Rob Kelly Until I was eight, my parents and I lived in a suburb of Philadelphia. Most of our everyday shopping needs were met by the nearest mall(called the Nashaminy Mall) and all the myriad other local establishments.
The first time I can remember going to actual downtown Philadelphia was in 1977, when we went to shop at what was then a big-time mall called The Gallery.
The Gallery was(and still is) located over one city block in Philly, and you could park in a building across the street. There was a walkway crossing from building to another, and to a kid of seven walking through a brightly lit, glass and steel walkway, with the city streets dozens of feet below, made me feel like I was in some space-age futuristic mecca. Kids are like that.

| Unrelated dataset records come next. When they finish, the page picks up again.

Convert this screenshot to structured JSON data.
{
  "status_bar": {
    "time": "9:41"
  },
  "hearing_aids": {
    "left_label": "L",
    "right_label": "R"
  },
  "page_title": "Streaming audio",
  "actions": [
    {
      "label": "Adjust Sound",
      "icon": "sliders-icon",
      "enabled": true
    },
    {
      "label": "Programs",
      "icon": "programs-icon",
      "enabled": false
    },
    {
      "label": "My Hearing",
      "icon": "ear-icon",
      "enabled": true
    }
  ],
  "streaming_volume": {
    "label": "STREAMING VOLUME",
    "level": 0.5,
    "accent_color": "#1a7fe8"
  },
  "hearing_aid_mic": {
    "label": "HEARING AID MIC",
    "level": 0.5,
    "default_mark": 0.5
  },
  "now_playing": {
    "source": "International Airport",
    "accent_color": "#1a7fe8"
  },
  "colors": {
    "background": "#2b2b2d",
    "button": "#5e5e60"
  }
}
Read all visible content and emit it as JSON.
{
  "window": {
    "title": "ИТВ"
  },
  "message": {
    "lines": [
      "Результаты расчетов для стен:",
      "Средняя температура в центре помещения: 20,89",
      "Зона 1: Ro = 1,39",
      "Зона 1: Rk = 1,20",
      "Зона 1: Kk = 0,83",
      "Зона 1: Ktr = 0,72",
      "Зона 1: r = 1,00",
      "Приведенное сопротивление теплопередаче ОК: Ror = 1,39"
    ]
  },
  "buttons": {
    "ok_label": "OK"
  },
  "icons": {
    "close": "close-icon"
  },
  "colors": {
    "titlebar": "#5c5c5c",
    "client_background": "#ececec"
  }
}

Anyway, I followed along with my parents from store to store, and then at some point we must have hit a bookstore or department store, because my parents bought me this comic--Star Wars #7, written by Roy Thomas with art by Howard Chaykin.
For anyone who doesn't know, Star Wars #7 is the first non-movie-adaptation issue of the title, and to a Star Wars-obsessed kid, seeing any adventure set in that world outside of the (then)one lone film was simply The Most Exciting Thing Ever in History.
The story follows Han Solo and Chewbacca on a trip to pay off Jabba the Hutt, and on the way they meet all kinds of new characters, with names like Crimson Jack and Azoora.
I was so completely entranced by the book--and the newly-expanded world it was showing me in its twenty or so plus pages, that I can remember from tha trip afterwards was trying to follow along with parents, walking through the busy mall, never taking my eyes out of the book.
We followed my Mom some clothing store and my Dad and I waited in the outer lobby of the dressing rooms while she tried stuff on. Normally I would've been fidgeting and bored, but I just kept reading and studying the panels. I even remember some vague comment a store employee made to my Dad(or maybe it was to me, who knows?) about how wrapped up I was in the book.
The only other thing I remember is walking back through that walkway, this time not even noticing it--I was busy reading.
I don't keep up with much(read: any) Star Wars fandom nowadays--a combination of growing up and the second trilogy did a good job of watering down my passion for all things Star Wars--so I don't know how much credit the Marvel comics get for keeping the brand alive during those long, pre-internet three-year intervals between films.
But for this kid, they were an indispensible part of the magic that was Star Wars.